CC: I think your insight about fear is important and can be applied to various situations in life. It is a skill to use experiences as a chance to learn how to be brave as opposed to frightened and put our best foot forward as opposed to turning away from the challenge.

YG: Yes, for sure. You basically start focusing on training and on what you need to get done, rather than worrying. Qigong skills are skills for life.

I recall how my freediving training coincided with one of our Taoists meetings where our teacher, Sarah Cherry, was telling us about the legends of Taoist masters, very advanced sages being annoyed by too many questions from their students and would run away from their students, hold their breath, and jump into the lake. They would sit under the water, so that they could relax.  Underwater they don’t get pestered by their mentees. Yes, being under water can be very relaxing.

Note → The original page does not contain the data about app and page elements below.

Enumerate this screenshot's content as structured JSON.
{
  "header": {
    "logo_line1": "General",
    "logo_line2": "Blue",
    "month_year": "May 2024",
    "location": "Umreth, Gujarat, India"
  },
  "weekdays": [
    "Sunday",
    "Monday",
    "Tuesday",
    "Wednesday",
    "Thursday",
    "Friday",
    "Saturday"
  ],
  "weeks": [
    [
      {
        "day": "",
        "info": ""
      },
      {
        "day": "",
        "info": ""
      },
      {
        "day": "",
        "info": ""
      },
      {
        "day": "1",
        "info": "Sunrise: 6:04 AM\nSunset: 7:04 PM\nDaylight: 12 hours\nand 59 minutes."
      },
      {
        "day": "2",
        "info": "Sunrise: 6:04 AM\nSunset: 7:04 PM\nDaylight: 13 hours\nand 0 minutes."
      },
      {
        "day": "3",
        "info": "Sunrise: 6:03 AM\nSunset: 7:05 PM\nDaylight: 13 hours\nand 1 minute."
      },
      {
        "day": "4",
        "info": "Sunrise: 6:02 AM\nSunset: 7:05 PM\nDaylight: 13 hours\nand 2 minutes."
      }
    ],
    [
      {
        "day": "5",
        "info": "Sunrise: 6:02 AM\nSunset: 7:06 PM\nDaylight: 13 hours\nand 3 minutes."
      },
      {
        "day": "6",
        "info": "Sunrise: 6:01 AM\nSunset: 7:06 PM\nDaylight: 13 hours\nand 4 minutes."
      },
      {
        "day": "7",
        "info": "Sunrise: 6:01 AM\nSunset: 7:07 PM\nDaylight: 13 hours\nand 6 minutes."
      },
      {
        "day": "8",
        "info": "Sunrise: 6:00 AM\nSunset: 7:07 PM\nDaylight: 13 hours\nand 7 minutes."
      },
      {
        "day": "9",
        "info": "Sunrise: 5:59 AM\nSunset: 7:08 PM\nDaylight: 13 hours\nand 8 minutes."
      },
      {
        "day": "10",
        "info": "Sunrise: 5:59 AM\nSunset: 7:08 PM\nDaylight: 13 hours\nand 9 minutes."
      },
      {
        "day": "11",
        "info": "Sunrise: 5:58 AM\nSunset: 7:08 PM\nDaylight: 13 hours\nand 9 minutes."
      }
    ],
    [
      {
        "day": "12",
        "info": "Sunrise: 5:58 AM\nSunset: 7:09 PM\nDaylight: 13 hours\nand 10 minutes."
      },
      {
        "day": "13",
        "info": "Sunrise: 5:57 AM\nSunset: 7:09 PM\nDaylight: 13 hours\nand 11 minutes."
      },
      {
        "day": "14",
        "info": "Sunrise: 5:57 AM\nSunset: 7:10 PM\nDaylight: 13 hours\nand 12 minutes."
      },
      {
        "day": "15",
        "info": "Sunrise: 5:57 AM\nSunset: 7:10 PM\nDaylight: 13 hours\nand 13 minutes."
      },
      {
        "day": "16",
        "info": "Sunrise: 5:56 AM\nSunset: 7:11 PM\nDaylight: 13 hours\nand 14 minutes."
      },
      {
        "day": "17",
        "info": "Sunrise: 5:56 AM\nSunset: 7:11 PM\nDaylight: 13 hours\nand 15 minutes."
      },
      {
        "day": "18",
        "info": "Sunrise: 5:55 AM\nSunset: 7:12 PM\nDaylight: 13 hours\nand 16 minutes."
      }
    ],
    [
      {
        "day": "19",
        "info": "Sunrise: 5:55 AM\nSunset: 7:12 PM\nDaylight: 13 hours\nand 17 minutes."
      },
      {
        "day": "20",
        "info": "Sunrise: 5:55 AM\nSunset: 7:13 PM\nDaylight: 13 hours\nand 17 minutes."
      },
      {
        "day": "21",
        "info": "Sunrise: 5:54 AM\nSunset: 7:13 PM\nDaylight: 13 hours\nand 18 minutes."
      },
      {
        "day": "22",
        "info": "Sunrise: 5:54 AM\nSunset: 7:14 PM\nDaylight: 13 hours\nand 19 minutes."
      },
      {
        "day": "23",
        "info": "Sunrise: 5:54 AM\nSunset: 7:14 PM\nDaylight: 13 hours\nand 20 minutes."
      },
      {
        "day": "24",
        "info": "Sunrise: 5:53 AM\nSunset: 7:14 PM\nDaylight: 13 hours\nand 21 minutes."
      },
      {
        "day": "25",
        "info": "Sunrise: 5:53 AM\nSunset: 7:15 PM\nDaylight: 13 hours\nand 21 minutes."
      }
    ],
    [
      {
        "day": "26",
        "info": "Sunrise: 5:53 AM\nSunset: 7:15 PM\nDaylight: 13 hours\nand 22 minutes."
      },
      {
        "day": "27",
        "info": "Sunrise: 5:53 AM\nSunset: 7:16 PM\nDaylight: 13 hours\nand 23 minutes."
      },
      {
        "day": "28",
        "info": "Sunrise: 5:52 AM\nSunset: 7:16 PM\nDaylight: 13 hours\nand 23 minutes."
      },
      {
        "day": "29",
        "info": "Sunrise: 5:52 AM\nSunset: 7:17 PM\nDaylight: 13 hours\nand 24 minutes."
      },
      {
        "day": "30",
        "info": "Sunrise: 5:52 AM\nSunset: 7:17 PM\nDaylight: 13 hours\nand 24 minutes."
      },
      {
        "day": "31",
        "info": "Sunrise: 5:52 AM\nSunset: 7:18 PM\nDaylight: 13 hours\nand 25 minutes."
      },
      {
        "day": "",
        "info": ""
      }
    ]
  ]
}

CC: Yes, good teachers know how to propel their students.

YG: I am very grateful for our wonderful teachers and am sending gratitude to both my qigong and freediving teachers. It is important not only what you learn but also how you learn. Not all activities are for everybody but having a teacher who emphasizes joy in your pursuit and environment that induces your exploration is invaluable and takes it a new level over and over again. Thank you, TEACHERS!

CC: Where in Bahamas did you go to learn freediving?

YG: Kamalame Cay, Andros. It’s gorgeous there both above and under the water. The reef is beautiful. There are multiple diving sites there. Kamalame Cay Adventure offers various types of water activities. Special thanks to our freediving teacher, Joe Plant, and our freediving body, Anna Zuki. Their philosophy on freediving and ocean as a whole is joyful and caring and is in perfect harmony with the pristine beautiful nature of Kamalame. I hope you can come, and we’ll dive together.

CC: Now that would be fun!